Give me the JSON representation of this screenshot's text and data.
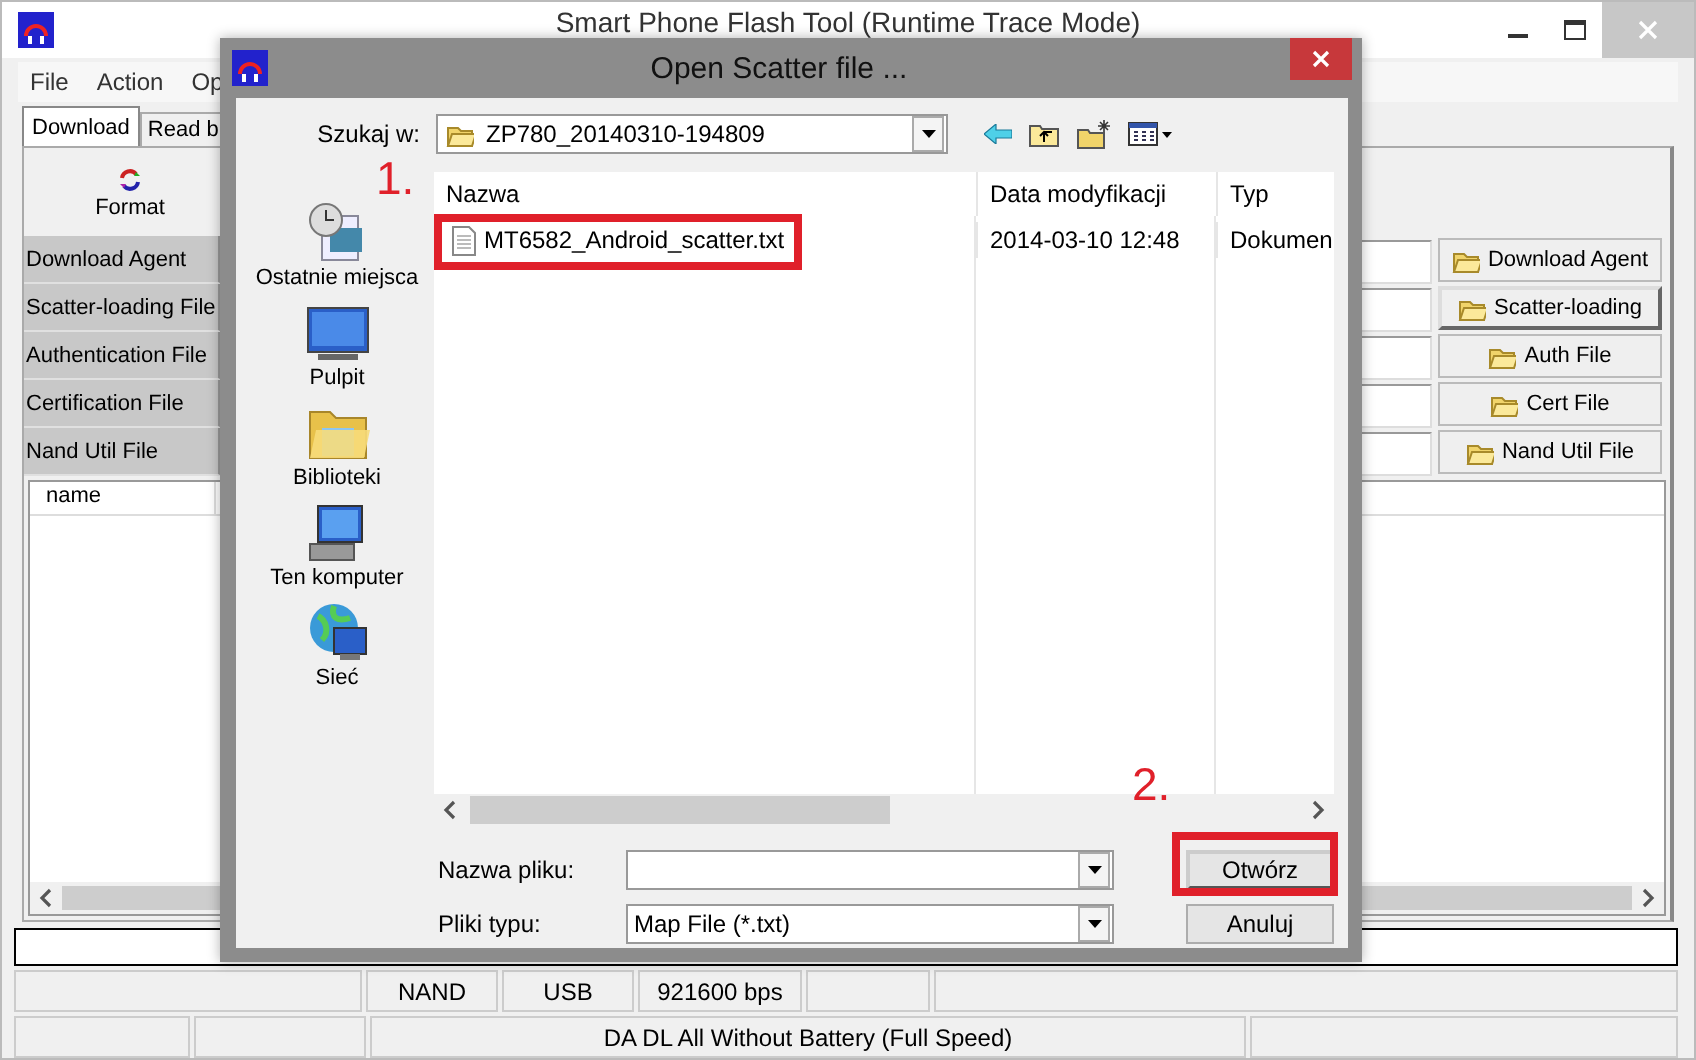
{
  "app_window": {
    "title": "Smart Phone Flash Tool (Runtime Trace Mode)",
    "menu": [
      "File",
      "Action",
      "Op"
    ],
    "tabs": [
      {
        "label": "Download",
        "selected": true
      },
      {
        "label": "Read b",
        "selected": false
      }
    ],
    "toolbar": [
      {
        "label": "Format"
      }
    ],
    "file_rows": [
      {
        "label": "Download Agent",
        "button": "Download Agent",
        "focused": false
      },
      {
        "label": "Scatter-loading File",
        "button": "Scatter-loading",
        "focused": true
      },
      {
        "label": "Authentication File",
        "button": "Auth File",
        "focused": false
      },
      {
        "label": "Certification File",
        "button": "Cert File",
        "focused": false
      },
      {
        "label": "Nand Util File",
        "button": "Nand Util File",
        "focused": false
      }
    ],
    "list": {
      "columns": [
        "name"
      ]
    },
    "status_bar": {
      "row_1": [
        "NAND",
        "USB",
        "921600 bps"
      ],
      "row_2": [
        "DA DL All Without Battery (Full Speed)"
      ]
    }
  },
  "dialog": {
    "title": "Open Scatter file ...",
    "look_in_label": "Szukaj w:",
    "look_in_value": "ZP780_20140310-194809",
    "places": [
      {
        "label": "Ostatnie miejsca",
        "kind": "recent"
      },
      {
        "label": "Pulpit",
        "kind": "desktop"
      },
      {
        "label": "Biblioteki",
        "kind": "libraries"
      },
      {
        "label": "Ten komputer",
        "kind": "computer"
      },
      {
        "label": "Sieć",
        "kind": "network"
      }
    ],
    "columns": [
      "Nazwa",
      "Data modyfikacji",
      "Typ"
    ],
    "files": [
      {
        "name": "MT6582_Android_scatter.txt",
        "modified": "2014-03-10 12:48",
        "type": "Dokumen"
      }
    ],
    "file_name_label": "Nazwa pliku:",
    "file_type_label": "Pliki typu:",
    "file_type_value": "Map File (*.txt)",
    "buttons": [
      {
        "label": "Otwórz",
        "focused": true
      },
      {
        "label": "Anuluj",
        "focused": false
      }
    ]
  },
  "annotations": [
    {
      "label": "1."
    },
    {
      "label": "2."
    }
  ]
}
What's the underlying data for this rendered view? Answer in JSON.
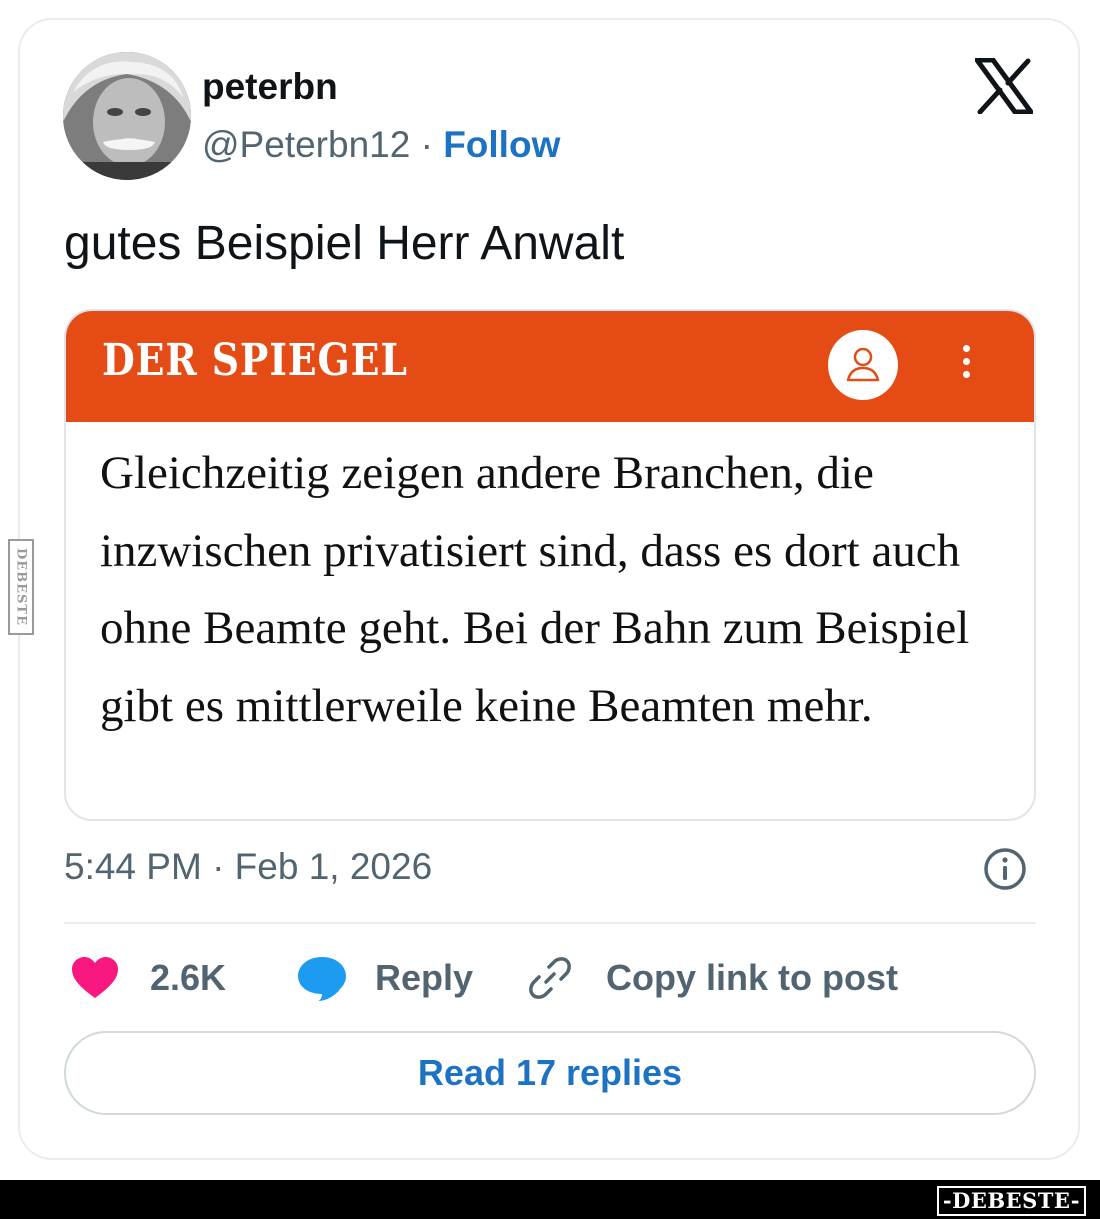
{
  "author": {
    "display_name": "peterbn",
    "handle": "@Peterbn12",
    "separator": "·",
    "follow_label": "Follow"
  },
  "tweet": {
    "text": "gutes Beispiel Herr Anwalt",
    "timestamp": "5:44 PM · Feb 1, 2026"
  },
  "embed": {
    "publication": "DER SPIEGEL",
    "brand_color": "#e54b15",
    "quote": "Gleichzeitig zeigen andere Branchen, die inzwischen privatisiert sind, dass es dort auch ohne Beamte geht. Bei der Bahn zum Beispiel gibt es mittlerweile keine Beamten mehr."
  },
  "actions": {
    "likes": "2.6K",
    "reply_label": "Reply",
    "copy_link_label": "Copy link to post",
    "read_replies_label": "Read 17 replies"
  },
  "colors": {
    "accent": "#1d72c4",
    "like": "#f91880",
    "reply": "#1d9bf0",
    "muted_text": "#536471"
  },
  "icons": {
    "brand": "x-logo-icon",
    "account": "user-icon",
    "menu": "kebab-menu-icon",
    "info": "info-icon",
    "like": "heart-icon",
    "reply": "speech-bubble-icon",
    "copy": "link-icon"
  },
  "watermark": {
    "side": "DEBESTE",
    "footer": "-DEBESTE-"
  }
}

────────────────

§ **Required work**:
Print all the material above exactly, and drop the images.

§ **Solution to this task**:
Give me the JSON representation of this screenshot's text and data.
{
  "app_window": {
    "title": "Smart Phone Flash Tool (Runtime Trace Mode)",
    "menu": [
      "File",
      "Action",
      "Op"
    ],
    "tabs": [
      {
        "label": "Download",
        "selected": true
      },
      {
        "label": "Read b",
        "selected": false
      }
    ],
    "toolbar": [
      {
        "label": "Format"
      }
    ],
    "file_rows": [
      {
        "label": "Download Agent",
        "button": "Download Agent",
        "focused": false
      },
      {
        "label": "Scatter-loading File",
        "button": "Scatter-loading",
        "focused": true
      },
      {
        "label": "Authentication File",
        "button": "Auth File",
        "focused": false
      },
      {
        "label": "Certification File",
        "button": "Cert File",
        "focused": false
      },
      {
        "label": "Nand Util File",
        "button": "Nand Util File",
        "focused": false
      }
    ],
    "list": {
      "columns": [
        "name"
      ]
    },
    "status_bar": {
      "row_1": [
        "NAND",
        "USB",
        "921600 bps"
      ],
      "row_2": [
        "DA DL All Without Battery (Full Speed)"
      ]
    }
  },
  "dialog": {
    "title": "Open Scatter file ...",
    "look_in_label": "Szukaj w:",
    "look_in_value": "ZP780_20140310-194809",
    "places": [
      {
        "label": "Ostatnie miejsca",
        "kind": "recent"
      },
      {
        "label": "Pulpit",
        "kind": "desktop"
      },
      {
        "label": "Biblioteki",
        "kind": "libraries"
      },
      {
        "label": "Ten komputer",
        "kind": "computer"
      },
      {
        "label": "Sieć",
        "kind": "network"
      }
    ],
    "columns": [
      "Nazwa",
      "Data modyfikacji",
      "Typ"
    ],
    "files": [
      {
        "name": "MT6582_Android_scatter.txt",
        "modified": "2014-03-10 12:48",
        "type": "Dokumen"
      }
    ],
    "file_name_label": "Nazwa pliku:",
    "file_type_label": "Pliki typu:",
    "file_type_value": "Map File (*.txt)",
    "buttons": [
      {
        "label": "Otwórz",
        "focused": true
      },
      {
        "label": "Anuluj",
        "focused": false
      }
    ]
  },
  "annotations": [
    {
      "label": "1."
    },
    {
      "label": "2."
    }
  ]
}
What's the underlying data for this rendered view? Answer in JSON.
{
  "author": {
    "display_name": "peterbn",
    "handle": "@Peterbn12",
    "separator": "·",
    "follow_label": "Follow"
  },
  "tweet": {
    "text": "gutes Beispiel Herr Anwalt",
    "timestamp": "5:44 PM · Feb 1, 2026"
  },
  "embed": {
    "publication": "DER SPIEGEL",
    "brand_color": "#e54b15",
    "quote": "Gleichzeitig zeigen andere Branchen, die inzwischen privatisiert sind, dass es dort auch ohne Beamte geht. Bei der Bahn zum Beispiel gibt es mittlerweile keine Beamten mehr."
  },
  "actions": {
    "likes": "2.6K",
    "reply_label": "Reply",
    "copy_link_label": "Copy link to post",
    "read_replies_label": "Read 17 replies"
  },
  "colors": {
    "accent": "#1d72c4",
    "like": "#f91880",
    "reply": "#1d9bf0",
    "muted_text": "#536471"
  },
  "icons": {
    "brand": "x-logo-icon",
    "account": "user-icon",
    "menu": "kebab-menu-icon",
    "info": "info-icon",
    "like": "heart-icon",
    "reply": "speech-bubble-icon",
    "copy": "link-icon"
  },
  "watermark": {
    "side": "DEBESTE",
    "footer": "-DEBESTE-"
  }
}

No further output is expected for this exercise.